Although the Security and Exchange Commission (SEC) had claimed to have made sedulous efforts to reduce the development to zero, there seems to be no abatement in sight.
From a little over N2 billion in 1999, the figure rose sharply to N158.4 billion at the end of 2019, an increase of 32 per cent from N120 billion recorded in 2018, stands at N178 billion today, and projected to accrete to N200 billion by year end.
“What this tells us is that the measures put in place by the SEC are yet to hit the right chord,” said a Lagos-based stockbroker, Friday Udom.
The trend compounds the woes of investors, and threatens to dampen investment fervor. An investor in the stock of Stanbic IBTC, Iwinosa Ogbegbor, told this medium that although the value of his stocks have grown over the last 12 years, with several dividends having been declared over the period, he is yet to make any claims, although he has met the necessary requirements for payment. He said he blames bureaucracy in the system.
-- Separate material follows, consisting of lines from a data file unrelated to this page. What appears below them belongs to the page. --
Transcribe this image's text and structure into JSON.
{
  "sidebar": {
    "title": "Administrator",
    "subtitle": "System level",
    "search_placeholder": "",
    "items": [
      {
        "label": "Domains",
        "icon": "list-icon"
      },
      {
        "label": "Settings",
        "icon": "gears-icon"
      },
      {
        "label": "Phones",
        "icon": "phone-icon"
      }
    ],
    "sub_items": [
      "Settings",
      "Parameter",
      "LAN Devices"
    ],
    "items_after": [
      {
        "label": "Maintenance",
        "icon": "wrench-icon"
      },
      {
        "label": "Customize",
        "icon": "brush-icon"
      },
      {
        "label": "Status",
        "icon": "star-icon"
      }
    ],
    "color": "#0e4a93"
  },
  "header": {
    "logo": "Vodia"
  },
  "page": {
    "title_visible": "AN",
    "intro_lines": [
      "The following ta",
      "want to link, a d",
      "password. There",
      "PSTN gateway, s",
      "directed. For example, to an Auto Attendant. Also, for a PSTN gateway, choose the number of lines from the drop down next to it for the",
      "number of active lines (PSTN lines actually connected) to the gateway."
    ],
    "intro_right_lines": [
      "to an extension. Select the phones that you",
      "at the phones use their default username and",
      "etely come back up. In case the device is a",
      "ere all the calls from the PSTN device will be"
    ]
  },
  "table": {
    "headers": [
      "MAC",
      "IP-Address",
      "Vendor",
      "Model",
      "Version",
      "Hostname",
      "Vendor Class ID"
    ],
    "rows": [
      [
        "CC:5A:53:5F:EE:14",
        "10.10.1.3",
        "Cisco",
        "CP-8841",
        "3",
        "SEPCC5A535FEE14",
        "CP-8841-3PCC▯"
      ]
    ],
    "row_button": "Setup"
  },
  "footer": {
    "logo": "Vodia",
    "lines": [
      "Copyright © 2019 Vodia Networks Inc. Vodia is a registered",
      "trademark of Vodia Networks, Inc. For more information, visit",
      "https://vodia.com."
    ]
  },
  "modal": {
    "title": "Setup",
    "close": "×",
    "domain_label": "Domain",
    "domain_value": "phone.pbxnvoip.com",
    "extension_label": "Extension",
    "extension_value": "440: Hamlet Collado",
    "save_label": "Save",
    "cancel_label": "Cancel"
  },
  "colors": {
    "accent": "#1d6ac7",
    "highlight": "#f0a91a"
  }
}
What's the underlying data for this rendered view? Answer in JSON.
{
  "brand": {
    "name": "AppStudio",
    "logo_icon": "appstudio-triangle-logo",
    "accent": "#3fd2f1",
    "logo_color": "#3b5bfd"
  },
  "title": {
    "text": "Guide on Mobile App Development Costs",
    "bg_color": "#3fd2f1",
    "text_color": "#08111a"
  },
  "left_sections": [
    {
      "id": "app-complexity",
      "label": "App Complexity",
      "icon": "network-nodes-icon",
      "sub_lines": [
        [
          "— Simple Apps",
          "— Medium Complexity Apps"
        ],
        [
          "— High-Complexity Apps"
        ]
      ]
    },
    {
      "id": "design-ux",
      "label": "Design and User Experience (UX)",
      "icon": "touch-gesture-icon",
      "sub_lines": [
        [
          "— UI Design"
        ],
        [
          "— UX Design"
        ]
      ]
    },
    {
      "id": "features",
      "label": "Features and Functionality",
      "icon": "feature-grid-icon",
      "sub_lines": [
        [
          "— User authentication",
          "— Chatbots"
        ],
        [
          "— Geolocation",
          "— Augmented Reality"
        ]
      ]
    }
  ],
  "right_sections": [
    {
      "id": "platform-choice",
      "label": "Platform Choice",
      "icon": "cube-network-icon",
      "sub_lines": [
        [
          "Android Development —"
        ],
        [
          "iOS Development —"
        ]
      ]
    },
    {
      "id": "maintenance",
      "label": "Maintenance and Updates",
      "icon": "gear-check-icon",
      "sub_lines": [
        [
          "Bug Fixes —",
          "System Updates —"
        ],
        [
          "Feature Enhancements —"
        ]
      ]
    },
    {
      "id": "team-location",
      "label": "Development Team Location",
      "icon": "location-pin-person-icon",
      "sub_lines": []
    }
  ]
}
A civil servant, Onyinye Uche told NATIONAL ECONOMY that she wishes to invest more of her savings in stocks, but is deterred by the fact that she has not been able to claim any cash from her investments since 2007. “How can I put my money into something I have not been able to get any reward from?” she quipped.
It may be recalled that the House of Representatives Committee on Capital Market last November predicted that unclaimed dividends in the country should be in the region of N200 billion by the end of this year. Chairman of the committee, Babangida Ibrahim, disclosed this at an investigative hearing on “The Need to Investigate the Rising Value of Unclaimed Dividends, Unremitted Witholding Tax on Dividends and their Attendant Effects on Nation’s Economy.” This, as the committee chair noted, was a worrisome development indeed.
The director-general of the SEC, Mr Lamido Yuguda, had expressed dissatisfaction with the process associated with the release of unclaimed dividends to shareholders by capital market registrars and listed companies.
Yuguda said that dividends that had not been claimed over a certain period were being transferred into the trust fund.
According to him, if anyone comes forward at any given time to claim their unclaimed dividend, this fund will be able to repay those dividends without any problems.
Although N180 billion unclaimed dividends is a large amount, Yuguda said that the amount constituted only five per cent of the quantum of dividends declared in the entire capital market.
“That is a large amount, but when you compare that with the total amount of dividends declared in the Nigerian capital market, these unclaimed dividends amount to about five per cent of the total amount of dividends declared.
“Every person, who has come to the capital market and invested money, should be able to get his dividends as and when due,’’ Yuguda said
He also said the SEC is working with the Central Securities Clearing System (CSCS) and other stakeholders in the industry to address the issue of unclaimed dividends.
“The SEC has been working with CSCS, registrars and the stockbrokers to make sure that every market appraisal makes it easy for the clients to fill their mandate form. We are also making sure that investors continue to get their dividends,” he stated.
He also said the federal government intervened last year by enacting a Finance Act on Unclaimed Dividends Fund.
“The government is looking at unclaimed monies both in the capital market and the banking system and established a fund that will actually access through dividends that have been unclaimed for a certain number of years that meet certain basic definitions.
“It is not that the government has taken over the money, but when the claimants eventually surface, there is a system for recovering.
“Every person who has come to the capital market and invested money should be able to get his dividends as and when due,” he added.
He noted that SEC would continue working to ensure it gets to zero per cent level, saying that “there is a need for strong investor education to achieve success.
The Finance Act 2020 provides that “Any unclaimed dividend of a public limited liability company quoted on the Nigerian Stock Exchange and any unutilised amounts in a dormant bank account maintained in or by a deposit money bank which has remained unclaimed or unutilised for a period of not less than six years from the date of declaring the dividend or domiciling the funds in a bank account shall be transferred immediately to the trust fund.”
Some stakeholders claim that the Act presents another disincentive to potential investors, who claim the federal government may take advantage of their inability to claim their dividends based on bureaucracy on the part of regulators.